Inter-Canyon Fire Protection District is inching closer to asking its residents for a property tax increase or to de-Gallagher-ize the district in the November election.

The first option would increase property taxes for Inter-Canyon’s 6,000 residents. The latter would lock the district in at its current residential assessment rate of 7.2 percent and help it avoid the impact of the Gallagher Amendment.

The Gallagher Amendment, enacted in 1982, limits growth in residential property tax rates. Property taxes remain a primary source of funding for Inter-Canyon, accounting for about 90 percent of its budget.

A variety of factors, including a decline in volunteerism and a potential decline in Inter-Canyon’s budget, influenced Chief Skip Shirlaw’s decision to ask that the board of directors consider language for a ballot measure.

“We look at the residential assessment rate next year. They’re talking about dropping that to 6.2 (percent.) That could be nearly an 18 percent reduction in our budget next year,” Shirlaw said. “If we expand that out five years, that’s nearly $900,000.”

The board has not yet decided how to proceed. Instead, the five Inter-Canyon board members, along with the chief and any members of the public who choose to attend, will discuss potential ballot language in the district’s July meeting. An official ballot measure would need to be solidified by August, according to Shirlaw.

Community members rarely attend Inter-Canyon Fire board meetings, so there was no one present on May 31 to react to a potential property tax increase.

However, a community-wide survey, conducted by Denver-based political consulting firm Turn Corps, suggests Inter-Canyon residents would be amenable to a small mill levy increase. According to results, more than 80 percent reported support for a 3-mill increase, which would result in an additional $7 a month in taxes for a home valued at $400,000.

Planning for the future

Based on the results of the survey, Shirlaw prioritized the district’s needs and created a one-, three- and five-year plan for Inter-Canyon should a ballot measure prove successful in November.

The one-year plan takes a look at the need for more full-time employees. Inter-Canyon plans to hire 1.5 full-time employees, including a wildland fire specialist. In three years, the district wants to replace two aging wildland engines. Lastly, in five years, the fire protection district hopes to begin updating stations 1, 3 and 4.
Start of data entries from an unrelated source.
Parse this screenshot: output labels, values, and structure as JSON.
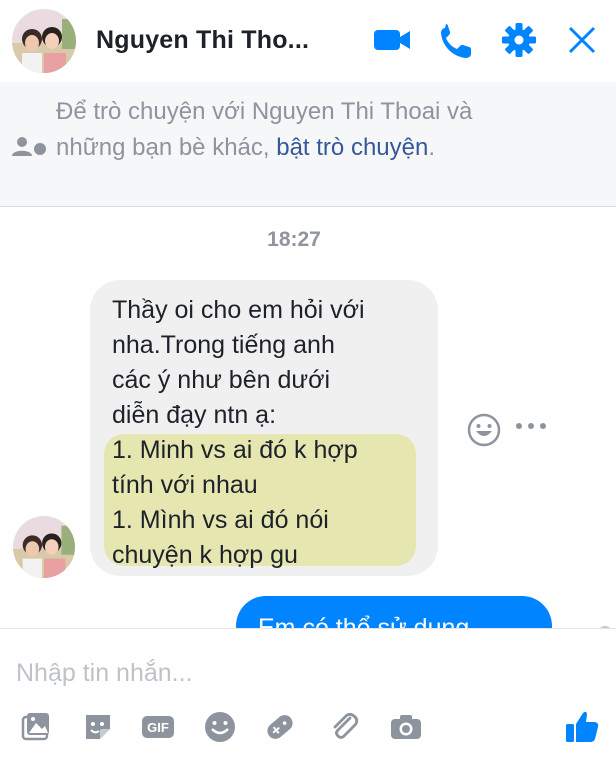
{
  "header": {
    "name": "Nguyen Thi Tho..."
  },
  "notice": {
    "prefix": "Để trò chuyện với Nguyen Thi Thoai và những bạn bè khác, ",
    "link": "bật trò chuyện",
    "suffix": "."
  },
  "messages": {
    "time": "18:27",
    "incoming_lines": [
      "Thầy oi cho em hỏi với",
      "nha.Trong tiếng anh",
      "các ý như bên dưới",
      "diễn đạy ntn ạ:",
      "1. Minh vs ai đó k hợp",
      "tính với nhau",
      "1. Mình vs ai đó nói",
      "chuyện k hợp gu"
    ],
    "outgoing": "Em có thể sử dụng"
  },
  "composer": {
    "placeholder": "Nhập tin nhắn..."
  },
  "colors": {
    "accent": "#0084ff",
    "bubble_in": "#f1f0f0",
    "highlight": "#e6e6b0"
  }
}
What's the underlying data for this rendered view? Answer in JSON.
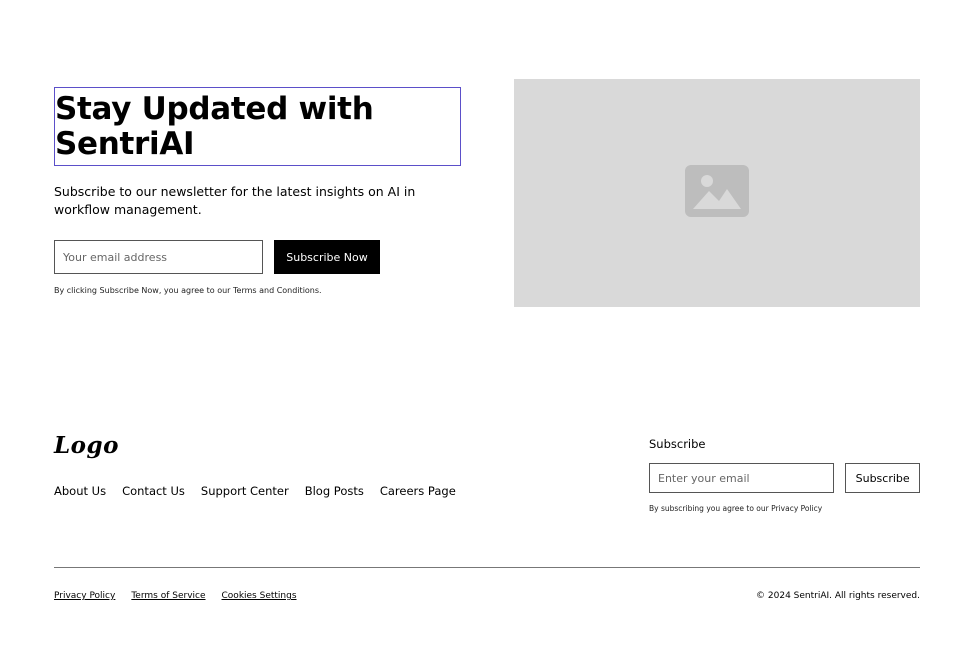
{
  "hero": {
    "title": "Stay Updated with SentriAI",
    "description": "Subscribe to our newsletter for the latest insights on AI in workflow management.",
    "email_placeholder": "Your email address",
    "subscribe_button": "Subscribe Now",
    "disclaimer": "By clicking Subscribe Now, you agree to our Terms and Conditions.",
    "image_icon": "image-placeholder-icon"
  },
  "footer": {
    "logo": "Logo",
    "nav": [
      {
        "label": "About Us"
      },
      {
        "label": "Contact Us"
      },
      {
        "label": "Support Center"
      },
      {
        "label": "Blog Posts"
      },
      {
        "label": "Careers Page"
      }
    ],
    "subscribe": {
      "heading": "Subscribe",
      "email_placeholder": "Enter your email",
      "button": "Subscribe",
      "note": "By subscribing you agree to our Privacy Policy"
    },
    "legal_links": [
      {
        "label": "Privacy Policy"
      },
      {
        "label": "Terms of Service"
      },
      {
        "label": "Cookies Settings"
      }
    ],
    "copyright": "© 2024 SentriAI. All rights reserved."
  },
  "colors": {
    "accent_outline": "#5b4fc9",
    "image_placeholder_bg": "#d9d9d9",
    "button_dark": "#000000"
  }
}
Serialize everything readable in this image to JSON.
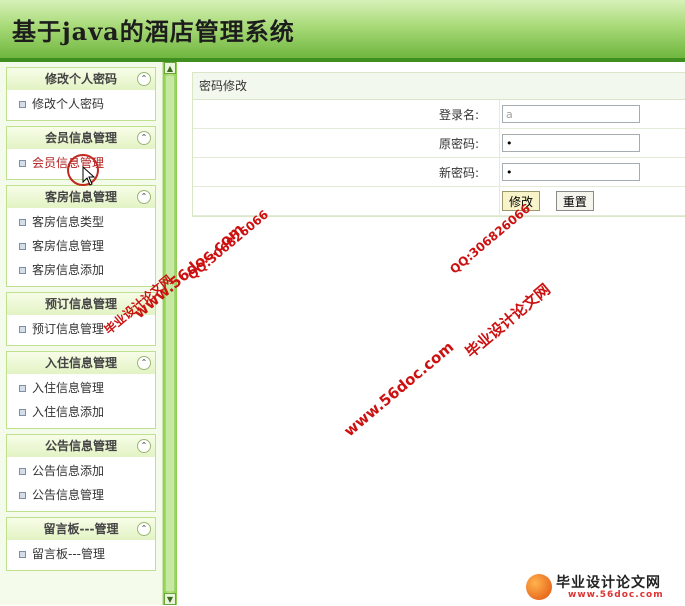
{
  "header": {
    "title": "基于java的酒店管理系统"
  },
  "sidebar": {
    "groups": [
      {
        "title": "修改个人密码",
        "items": [
          {
            "label": "修改个人密码"
          }
        ]
      },
      {
        "title": "会员信息管理",
        "items": [
          {
            "label": "会员信息管理"
          }
        ]
      },
      {
        "title": "客房信息管理",
        "items": [
          {
            "label": "客房信息类型"
          },
          {
            "label": "客房信息管理"
          },
          {
            "label": "客房信息添加"
          }
        ]
      },
      {
        "title": "预订信息管理",
        "items": [
          {
            "label": "预订信息管理"
          }
        ]
      },
      {
        "title": "入住信息管理",
        "items": [
          {
            "label": "入住信息管理"
          },
          {
            "label": "入住信息添加"
          }
        ]
      },
      {
        "title": "公告信息管理",
        "items": [
          {
            "label": "公告信息添加"
          },
          {
            "label": "公告信息管理"
          }
        ]
      },
      {
        "title": "留言板---管理",
        "items": [
          {
            "label": "留言板---管理"
          }
        ]
      }
    ],
    "collapse_glyph": "⌃"
  },
  "panel": {
    "title": "密码修改",
    "fields": [
      {
        "label": "登录名:",
        "value": "a"
      },
      {
        "label": "原密码:",
        "value": "•"
      },
      {
        "label": "新密码:",
        "value": "•"
      }
    ],
    "submit_label": "修改",
    "reset_label": "重置"
  },
  "watermarks": {
    "site": "www.56doc.com",
    "qq": "QQ:306826066",
    "brand": "毕业设计论文网",
    "brand_url": "www.56doc.com"
  },
  "scroll": {
    "up": "▲",
    "down": "▼"
  },
  "colors": {
    "accent": "#6fb63f",
    "header_border": "#3e8f1f",
    "watermark": "#cc1111"
  }
}
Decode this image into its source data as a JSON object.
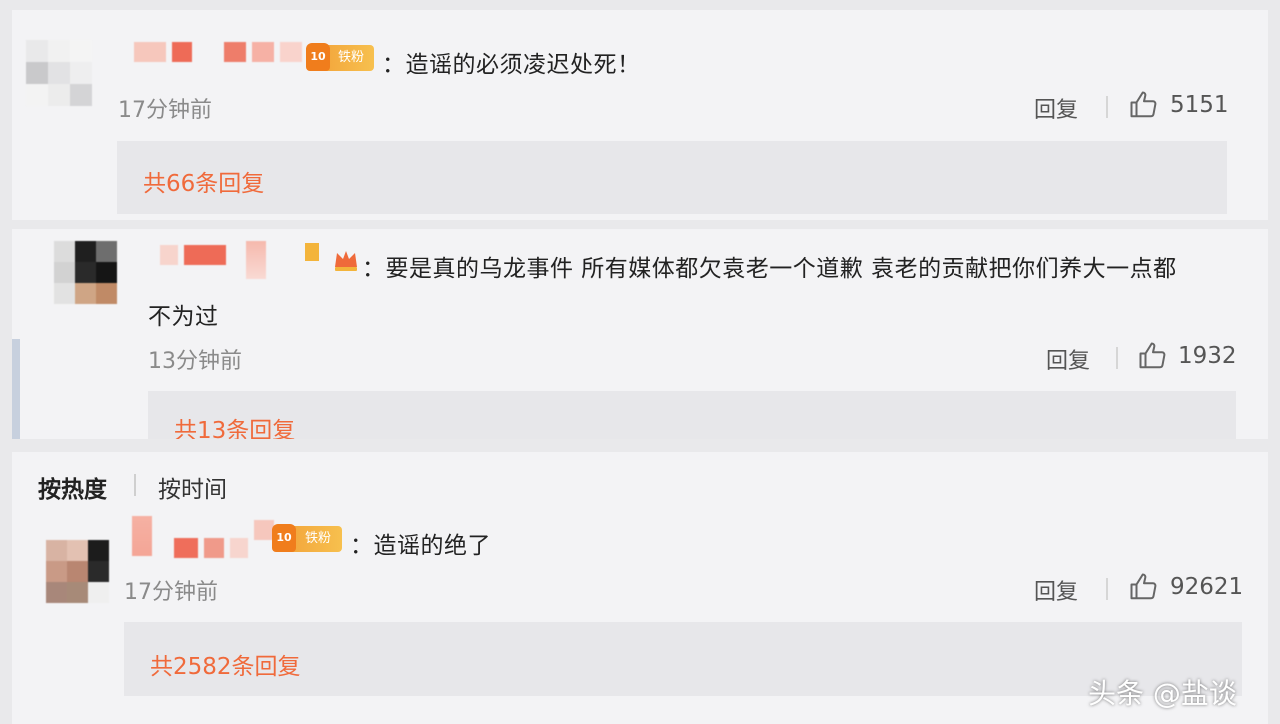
{
  "comments": [
    {
      "badge": "铁粉",
      "text": "：造谣的必须凌迟处死！",
      "time": "17分钟前",
      "reply_label": "回复",
      "likes": "5151",
      "reply_count": "共66条回复"
    },
    {
      "badge": "",
      "text_line1": "：要是真的乌龙事件 所有媒体都欠袁老一个道歉 袁老的贡献把你们养大一点都",
      "text_line2": "不为过",
      "time": "13分钟前",
      "reply_label": "回复",
      "likes": "1932",
      "reply_count": "共13条回复"
    },
    {
      "badge": "铁粉",
      "text": "：造谣的绝了",
      "time": "17分钟前",
      "reply_label": "回复",
      "likes": "92621",
      "reply_count": "共2582条回复"
    }
  ],
  "sort": {
    "by_hot": "按热度",
    "by_time": "按时间"
  },
  "watermark": "头条 @盐谈",
  "colors": {
    "accent_orange": "#f06a3b",
    "badge_orange": "#f2a33a",
    "background": "#f3f3f5"
  },
  "icons": {
    "like": "thumbs-up-icon",
    "badge": "fan-level-badge-icon"
  }
}
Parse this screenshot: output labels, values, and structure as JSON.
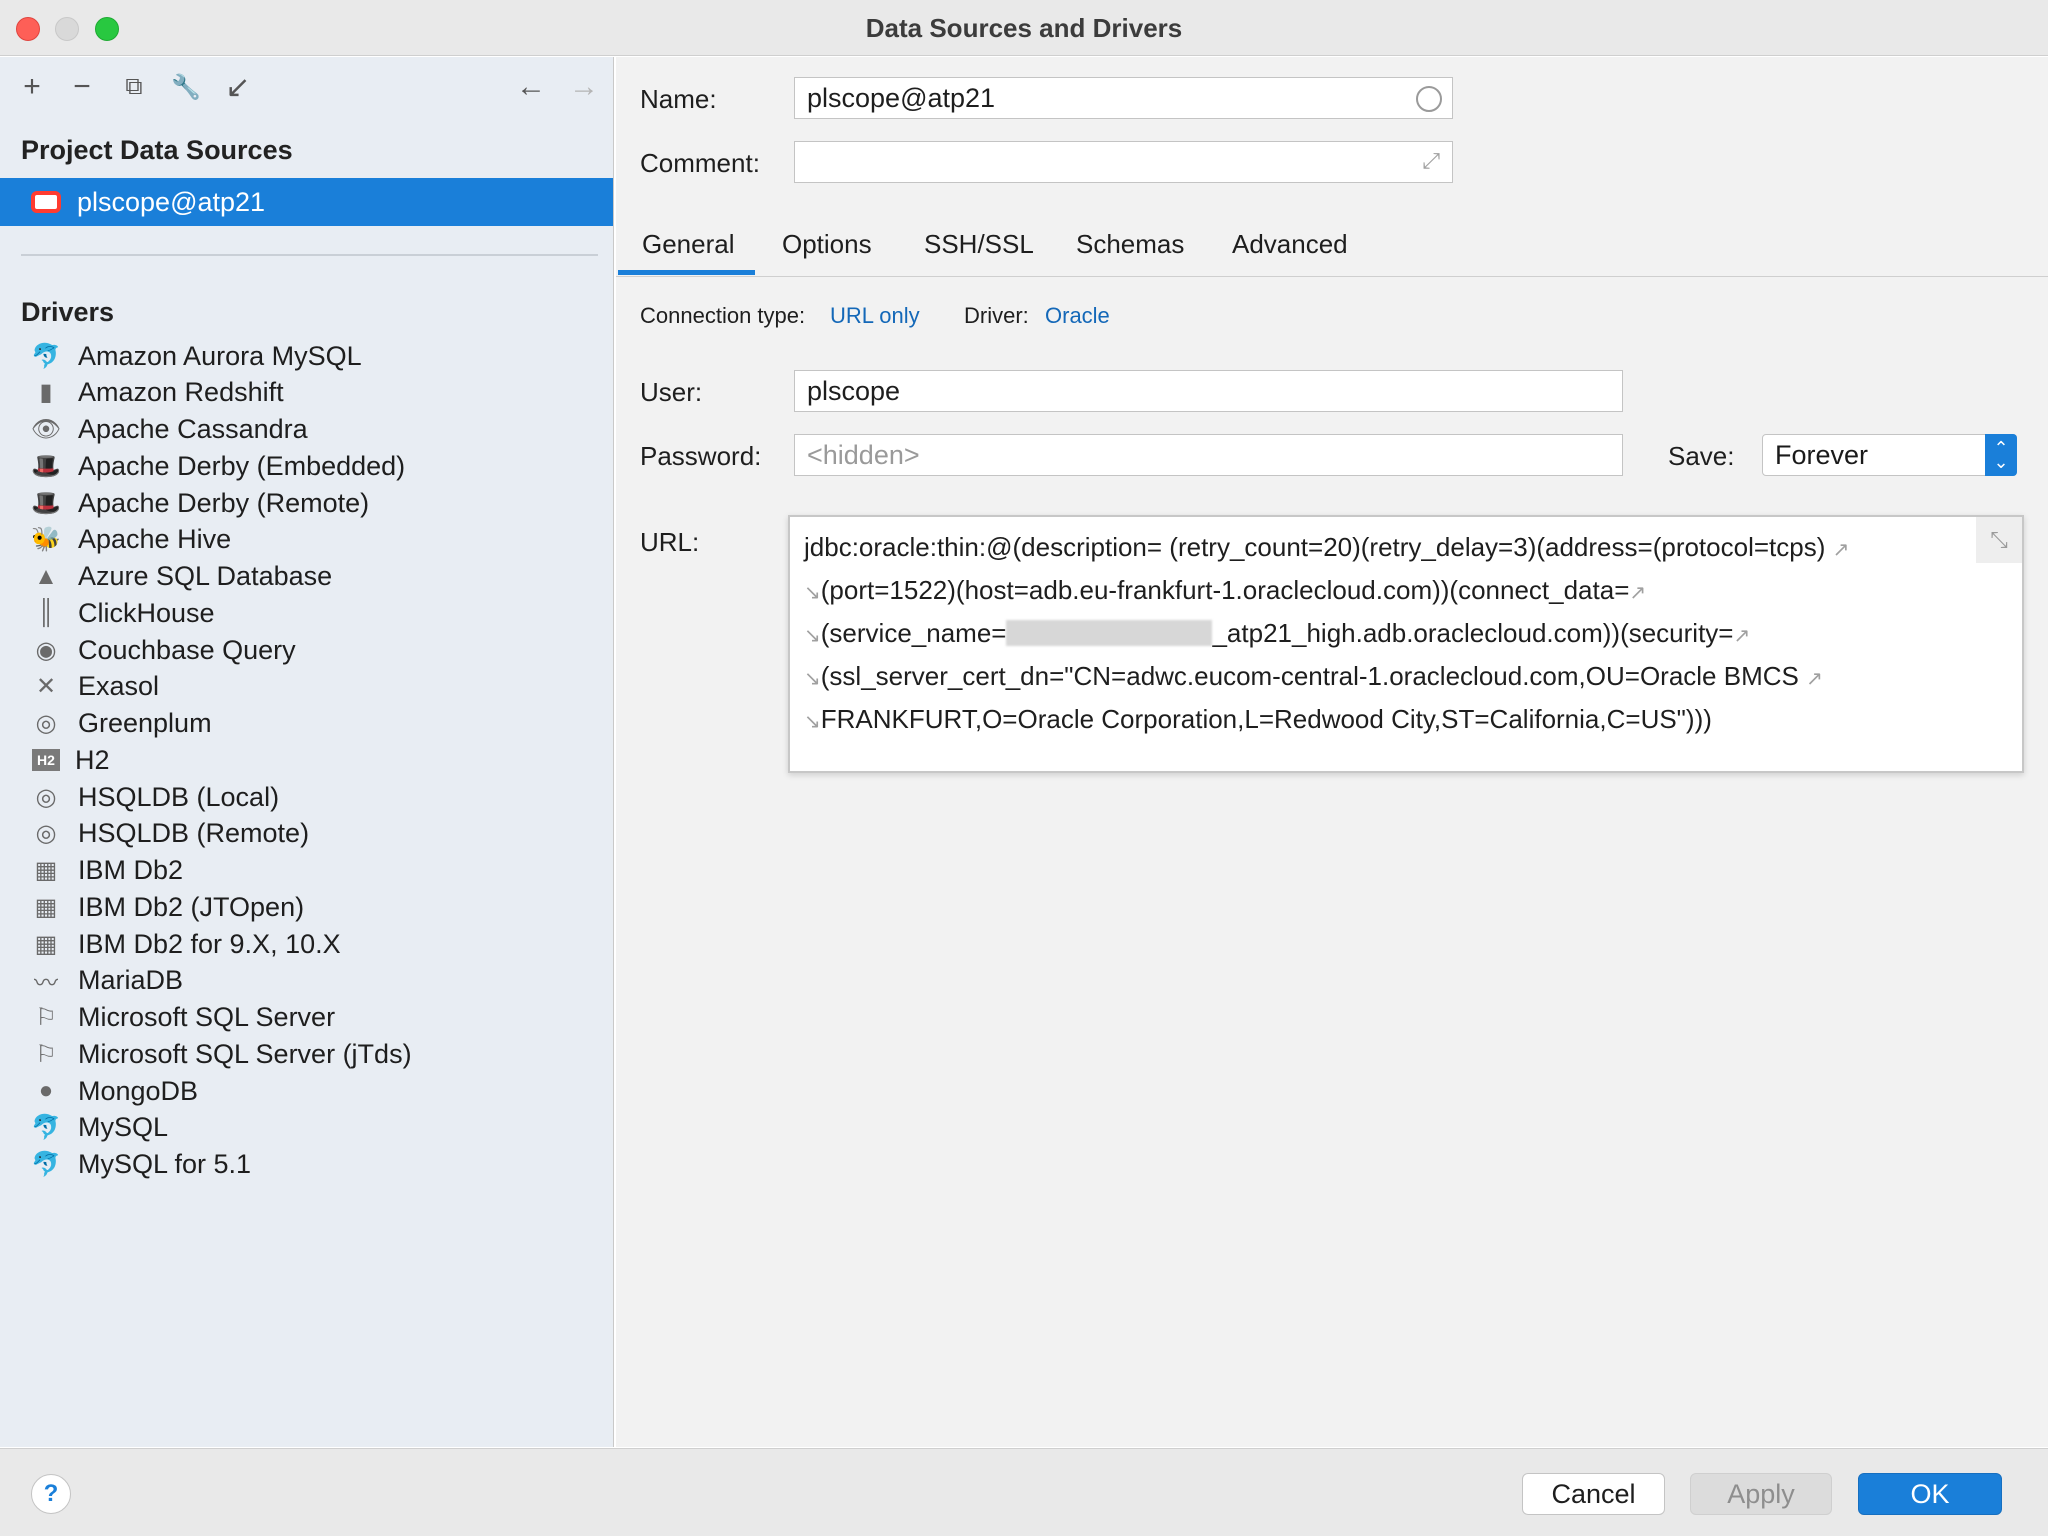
{
  "window": {
    "title": "Data Sources and Drivers"
  },
  "toolbar": {
    "add": "+",
    "remove": "−",
    "copy": "⧉",
    "settings": "🔧",
    "import": "↙",
    "back": "←",
    "forward": "→"
  },
  "left": {
    "project_header": "Project Data Sources",
    "data_sources": [
      {
        "label": "plscope@atp21"
      }
    ],
    "drivers_header": "Drivers",
    "drivers": [
      {
        "label": "Amazon Aurora MySQL",
        "glyph": "🐬"
      },
      {
        "label": "Amazon Redshift",
        "glyph": "▮"
      },
      {
        "label": "Apache Cassandra",
        "glyph": "👁"
      },
      {
        "label": "Apache Derby (Embedded)",
        "glyph": "🎩"
      },
      {
        "label": "Apache Derby (Remote)",
        "glyph": "🎩"
      },
      {
        "label": "Apache Hive",
        "glyph": "🐝"
      },
      {
        "label": "Azure SQL Database",
        "glyph": "▲"
      },
      {
        "label": "ClickHouse",
        "glyph": "║"
      },
      {
        "label": "Couchbase Query",
        "glyph": "◉"
      },
      {
        "label": "Exasol",
        "glyph": "✕"
      },
      {
        "label": "Greenplum",
        "glyph": "◎"
      },
      {
        "label": "H2",
        "glyph": "H2"
      },
      {
        "label": "HSQLDB (Local)",
        "glyph": "◎"
      },
      {
        "label": "HSQLDB (Remote)",
        "glyph": "◎"
      },
      {
        "label": "IBM Db2",
        "glyph": "▦"
      },
      {
        "label": "IBM Db2 (JTOpen)",
        "glyph": "▦"
      },
      {
        "label": "IBM Db2 for 9.X, 10.X",
        "glyph": "▦"
      },
      {
        "label": "MariaDB",
        "glyph": "〰"
      },
      {
        "label": "Microsoft SQL Server",
        "glyph": "⚐"
      },
      {
        "label": "Microsoft SQL Server (jTds)",
        "glyph": "⚐"
      },
      {
        "label": "MongoDB",
        "glyph": "●"
      },
      {
        "label": "MySQL",
        "glyph": "🐬"
      },
      {
        "label": "MySQL for 5.1",
        "glyph": "🐬"
      }
    ]
  },
  "form": {
    "name_label": "Name:",
    "name_value": "plscope@atp21",
    "comment_label": "Comment:",
    "comment_value": "",
    "tabs": [
      "General",
      "Options",
      "SSH/SSL",
      "Schemas",
      "Advanced"
    ],
    "connection_type_label": "Connection type:",
    "connection_type_value": "URL only",
    "driver_label": "Driver:",
    "driver_value": "Oracle",
    "user_label": "User:",
    "user_value": "plscope",
    "password_label": "Password:",
    "password_placeholder": "<hidden>",
    "save_label": "Save:",
    "save_value": "Forever",
    "url_label": "URL:",
    "url_lines": [
      "jdbc:oracle:thin:@(description= (retry_count=20)(retry_delay=3)(address=(protocol=tcps)",
      "(port=1522)(host=adb.eu-frankfurt-1.oraclecloud.com))(connect_data=",
      "(service_name=",
      "_atp21_high.adb.oraclecloud.com))(security=",
      "(ssl_server_cert_dn=\"CN=adwc.eucom-central-1.oraclecloud.com,OU=Oracle BMCS",
      "FRANKFURT,O=Oracle Corporation,L=Redwood City,ST=California,C=US\")))"
    ]
  },
  "footer": {
    "help": "?",
    "cancel": "Cancel",
    "apply": "Apply",
    "ok": "OK"
  },
  "colors": {
    "accent": "#1a7fd9",
    "selection": "#1a7fd9",
    "link": "#1468b8"
  }
}
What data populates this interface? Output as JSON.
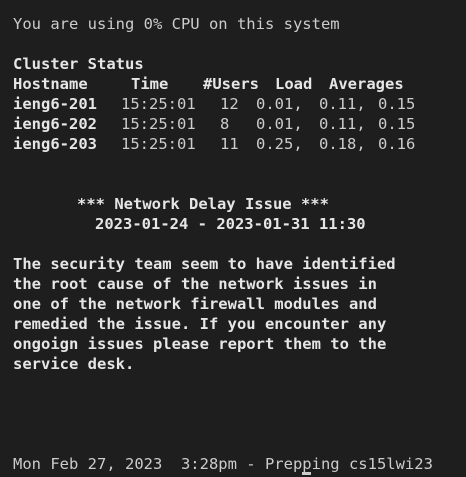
{
  "terminal": {
    "cpu_line": "You are using 0% CPU on this system",
    "cluster": {
      "title": "Cluster Status",
      "headers": [
        "Hostname",
        "Time",
        "#Users",
        "Load",
        "Averages"
      ],
      "rows": [
        {
          "host": "ieng6-201",
          "time": "15:25:01",
          "users": "12",
          "l1": "0.01,",
          "l5": "0.11,",
          "l15": "0.15"
        },
        {
          "host": "ieng6-202",
          "time": "15:25:01",
          "users": "8",
          "l1": "0.01,",
          "l5": "0.11,",
          "l15": "0.15"
        },
        {
          "host": "ieng6-203",
          "time": "15:25:01",
          "users": "11",
          "l1": "0.25,",
          "l5": "0.18,",
          "l15": "0.16"
        }
      ]
    },
    "notice": {
      "title": "*** Network Delay Issue ***",
      "dates": "2023-01-24 - 2023-01-31 11:30",
      "body": [
        "The security team seem to have identified",
        "the root cause of the network issues in",
        "one of the network firewall modules and",
        "remedied the issue. If you encounter any",
        "ongoign issues please report them to the",
        "service desk."
      ]
    },
    "status_line": "Mon Feb 27, 2023  3:28pm - Prepping cs15lwi23"
  },
  "colors": {
    "background": "#1e1e1e",
    "text": "#cccccc",
    "bold_text": "#e6e6e6"
  }
}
“As the chief pointed out, our stations were designed really as garages for apparatus, not as living space for firefighters who maybe wish to remain here while they’re on duty,” said spokesman Dan Hatlestad, pointing to the lack of administrative space, drinking water and showers.

“So if you come back and you’re covered with blood and vomit, you get in your car and you drive home,” he added. “ ... It’s not a real pleasant thing.”

In addition to being unpleasant, it’s unsafe for firefighters. With the increased focus on cancer in fire service, it’s important for firefighters to wash their gear and their bodies as quickly as possible after a fire.

If a ballot measure is approved, the plan is likely to be initiated in early 2019. If it fails, Shirlaw expects the district will not have the funds to move forward.